* [Data records]
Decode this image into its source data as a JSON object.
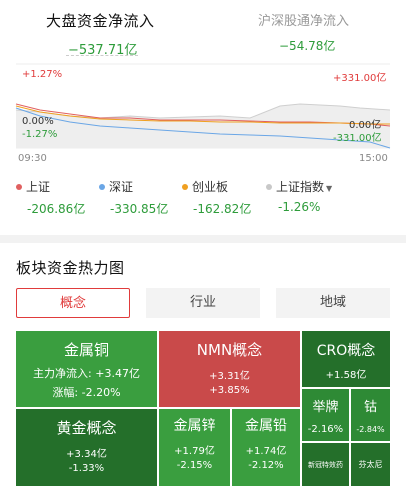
{
  "tabs": {
    "main_title": "大盘资金净流入",
    "main_value": "−537.71亿",
    "hs_title": "沪深股通净流入",
    "hs_value": "−54.78亿"
  },
  "chart": {
    "left_top": "+1.27%",
    "left_mid": "0.00%",
    "left_bottom": "-1.27%",
    "right_top": "+331.00亿",
    "right_mid": "0.00亿",
    "right_bottom": "-331.00亿",
    "time_start": "09:30",
    "time_end": "15:00"
  },
  "legend": [
    {
      "label": "上证",
      "value": "-206.86亿",
      "color": "#e06060"
    },
    {
      "label": "深证",
      "value": "-330.85亿",
      "color": "#6aa6e6"
    },
    {
      "label": "创业板",
      "value": "-162.82亿",
      "color": "#f0a020"
    },
    {
      "label": "上证指数",
      "value": "-1.26%",
      "color": "#c8c8c8"
    }
  ],
  "section": {
    "title": "板块资金热力图",
    "tabs": [
      "概念",
      "行业",
      "地域"
    ]
  },
  "heatmap": [
    {
      "name": "金属铜",
      "line1": "主力净流入: +3.47亿",
      "line2": "涨幅: -2.20%"
    },
    {
      "name": "NMN概念",
      "line1": "+3.31亿",
      "line2": "+3.85%"
    },
    {
      "name": "CRO概念",
      "line1": "+1.58亿",
      "line2": ""
    },
    {
      "name": "黄金概念",
      "line1": "+3.34亿",
      "line2": "-1.33%"
    },
    {
      "name": "金属锌",
      "line1": "+1.79亿",
      "line2": "-2.15%"
    },
    {
      "name": "金属铅",
      "line1": "+1.74亿",
      "line2": "-2.12%"
    },
    {
      "name": "举牌",
      "line1": "-2.16%",
      "line2": ""
    },
    {
      "name": "钴",
      "line1": "-2.84%",
      "line2": ""
    },
    {
      "name": "新冠特效药",
      "line1": "",
      "line2": ""
    },
    {
      "name": "芬太尼",
      "line1": "",
      "line2": ""
    }
  ]
}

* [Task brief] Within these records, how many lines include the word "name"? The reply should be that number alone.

* [Written solution] 10